The Texas Education Code defines an electronic textbook as "computer software, interactive videodisc, magnetic media, CD-ROM, computer courseware, online services, an electronic medium, or other means of conveying information to the student or otherwise contributing to the learning process through electronic means" [Sec. 31.002 (1)]. This defines only the physical delivery media (e.g., computer software, CD-ROM, and online services). However, the delivery medium itself is not inherently inaccessible to students with disabilities. The critical features of electronic textbooks are their content and method of presentation.

The method of presentation of multimedia instructional materials determines if (1) the information is accessible, (2) all students can learn from the content, and (3) materials are usable by all students. Although information on the Internet can be made accessible, the accessibility of many current materials delivered through this medium is questionable. In addition, Texas has not yet adopted an electronic textbook that is fully accessible.

An accessible electronic textbook is one that allows students who have disabilities to use the same textbook and to achieve the same intended benefits as students who do not have disabilities. Moreover, they would be able to achieve the same benefit with approximately the same amount of effort. Accessibility features should be essential design criteria for the development of any multimedia project.

Building an accessible multimedia textbook requires planning first and foremost to reduce costs and streamline the development process. For example, it is simple enough to include a keyboard interface at the design stage, during development and coding of the project. Attempts to add the keyboard interface later typically entail costly and time-consuming reprogramming.

In addition, providing accessible electronic textbooks benefits all students, not just students with disabilities. For example, spoken on-screen information helps not only visually impaired, reading disabled, or dyslexic students but also students who are bilingual, who have limited English proficiency, or who learn better by receiving multimodal (auditory and visual) input. In Texas alone, students for whom English is a second language constitute approximately 30 percent of the student population. Moreover, research indicates that multimodal (auditory, kinesthetic, and visual) access enhances comprehension, retention, and learning, possibly boosting student achievement.
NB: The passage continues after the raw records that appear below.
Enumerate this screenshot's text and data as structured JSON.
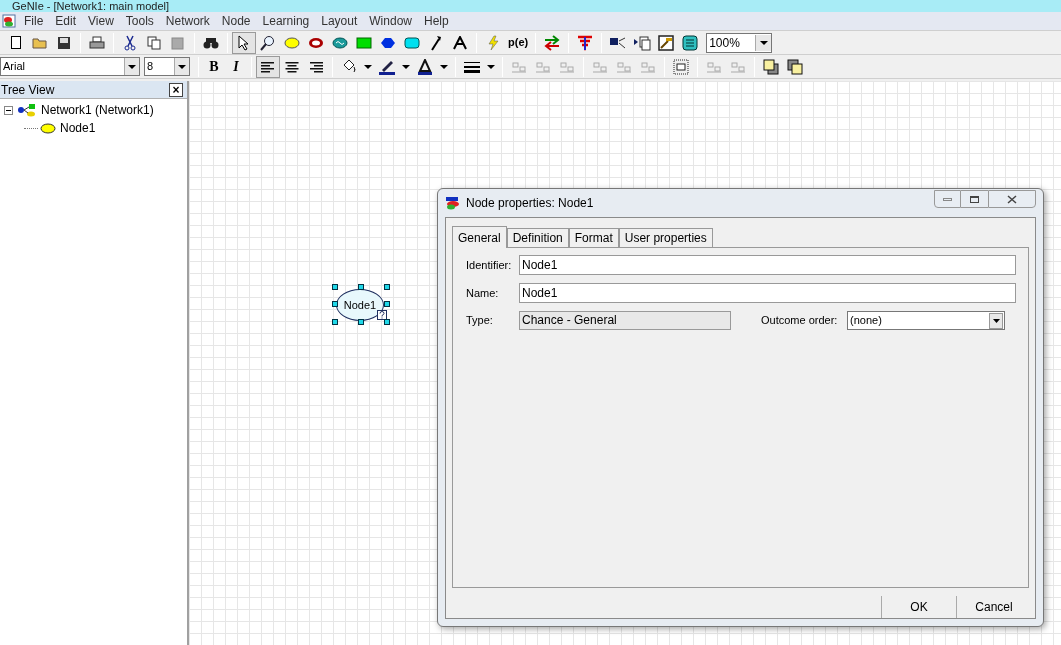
{
  "window": {
    "title": "GeNIe - [Network1: main model]"
  },
  "menu": [
    "File",
    "Edit",
    "View",
    "Tools",
    "Network",
    "Node",
    "Learning",
    "Layout",
    "Window",
    "Help"
  ],
  "toolbar": {
    "tools": [
      {
        "kind": "pointer",
        "selected": true
      },
      {
        "kind": "zoom",
        "selected": false
      },
      {
        "kind": "chance",
        "selected": false
      },
      {
        "kind": "deterministic",
        "selected": false
      },
      {
        "kind": "equation",
        "selected": false
      },
      {
        "kind": "decision",
        "selected": false
      },
      {
        "kind": "utility",
        "selected": false
      },
      {
        "kind": "mau",
        "selected": false
      },
      {
        "kind": "arc",
        "selected": false
      },
      {
        "kind": "text",
        "selected": false
      }
    ],
    "evidence_label": "p(e)",
    "zoom": "100%"
  },
  "format_bar": {
    "font": "Arial",
    "size": "8",
    "bold": "B",
    "italic": "I"
  },
  "tree_view": {
    "title": "Tree View",
    "close": "×",
    "items": [
      {
        "label": "Network1 (Network1)",
        "expanded": true,
        "children": [
          {
            "label": "Node1"
          }
        ]
      }
    ]
  },
  "canvas": {
    "nodes": [
      {
        "label": "Node1",
        "selected": true
      }
    ]
  },
  "dialog": {
    "title": "Node properties: Node1",
    "tabs": [
      {
        "label": "General",
        "selected": true
      },
      {
        "label": "Definition",
        "selected": false
      },
      {
        "label": "Format",
        "selected": false
      },
      {
        "label": "User properties",
        "selected": false
      }
    ],
    "fields": [
      {
        "kind": "text",
        "label": "Identifier:",
        "value": "Node1"
      },
      {
        "kind": "text",
        "label": "Name:",
        "value": "Node1"
      }
    ],
    "type": {
      "label": "Type:",
      "value": "Chance - General"
    },
    "outcome_order": {
      "label": "Outcome order:",
      "value": "(none)"
    },
    "buttons": [
      "OK",
      "Cancel"
    ]
  }
}
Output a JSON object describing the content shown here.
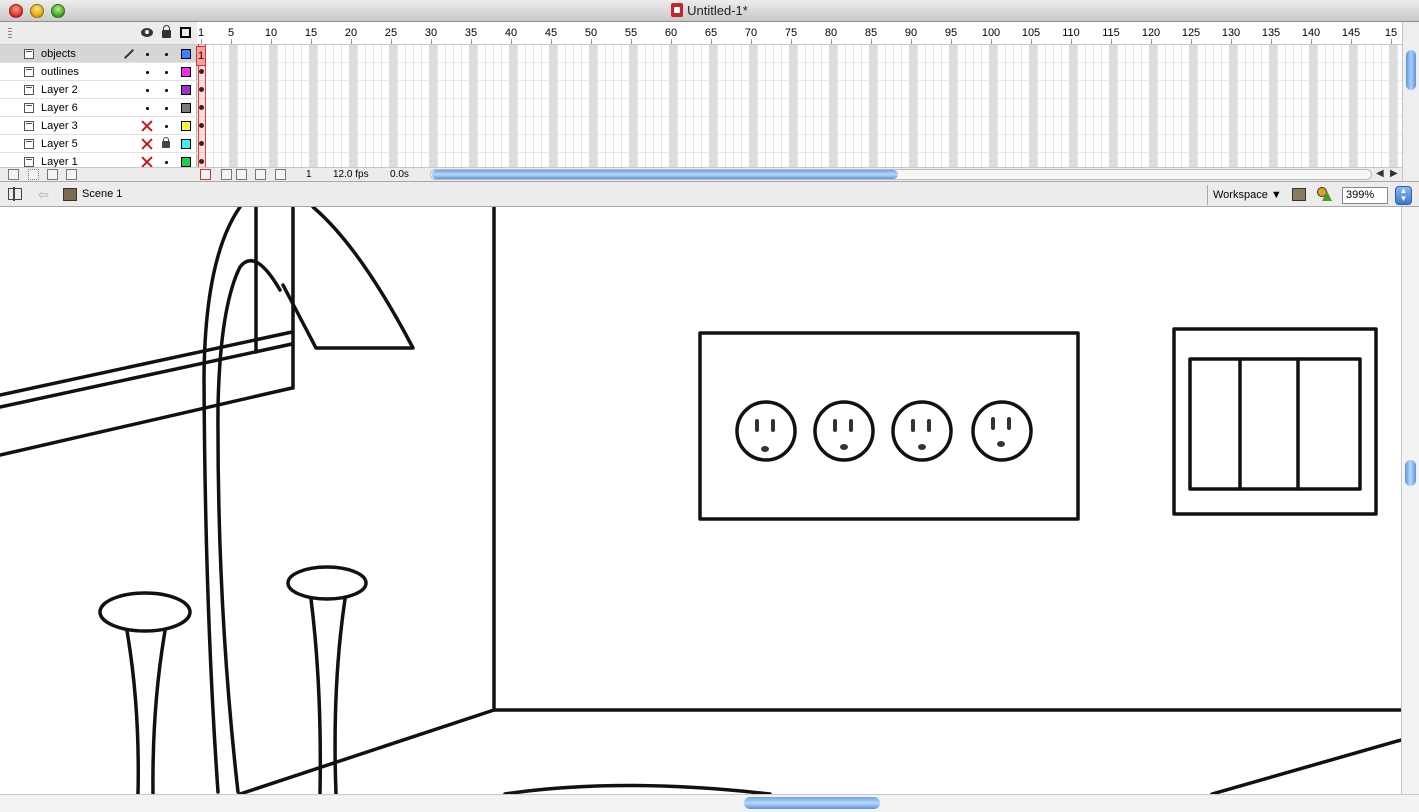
{
  "window": {
    "title": "Untitled-1*"
  },
  "timeline": {
    "layers": [
      {
        "name": "objects",
        "color": "#3b82f6",
        "active": true,
        "hidden": false,
        "locked": false
      },
      {
        "name": "outlines",
        "color": "#ee2ee8",
        "active": false,
        "hidden": false,
        "locked": false
      },
      {
        "name": "Layer 2",
        "color": "#9b30d8",
        "active": false,
        "hidden": false,
        "locked": false
      },
      {
        "name": "Layer 6",
        "color": "#7a7a7a",
        "active": false,
        "hidden": false,
        "locked": false
      },
      {
        "name": "Layer 3",
        "color": "#f7f73a",
        "active": false,
        "hidden": true,
        "locked": false
      },
      {
        "name": "Layer 5",
        "color": "#3ef0f0",
        "active": false,
        "hidden": true,
        "locked": true
      },
      {
        "name": "Layer 1",
        "color": "#22cc44",
        "active": false,
        "hidden": true,
        "locked": false
      }
    ],
    "ruler": [
      "1",
      "5",
      "10",
      "15",
      "20",
      "25",
      "30",
      "35",
      "40",
      "45",
      "50",
      "55",
      "60",
      "65",
      "70",
      "75",
      "80",
      "85",
      "90",
      "95",
      "100",
      "105",
      "110",
      "115",
      "120",
      "125",
      "130",
      "135",
      "140",
      "145",
      "15"
    ],
    "current_frame": "1",
    "frame_rate": "12.0 fps",
    "elapsed": "0.0s",
    "current_frame_indicator": "1"
  },
  "editbar": {
    "scene": "Scene 1",
    "workspace": "Workspace",
    "zoom": "399%"
  }
}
No one can argue that all students have different functional abilities and learning styles. Not all students can read printed material; not all students can hear audio information; and not all students can comprehend complex diagrams. Each student requires a variety of learning experiences to maximize learning. Providing all students with instructional materials that present information in an enriched multimedia environment allows each student to interact with the materials in a manner that best fits his or her learning mode. For example, information in print can be provided in audio; audio information can be captioned and displayed in print; and complex information can be displayed as a simplified series of diagrams building to create a complex diagram. Such a multimedia instructional environment would allow students to choose the presentation mode that works best for them and would provide truly universal access to all students.

Electronic textbooks should be designed to improve and expand the user interface and navigation procedures to meet the needs of all students. Keyboard control and navigation, in addition to mouse control and navigation of instructional materials, helps students who cannot use a mouse because of a visual disability, motor disability, poor eye-hand coordination, or temporary injury. Video materials that are closed-captioned or that have descriptive audio tracks also provide multisensory input, which could enhance comprehension. When accessibility is designed into the textbook itself, learning activities can be customized, not only just for the students with disabilities but for all students. Thus, the learning benefits accrue not only for those who most urgently need these accommodations but also for mainstream learners.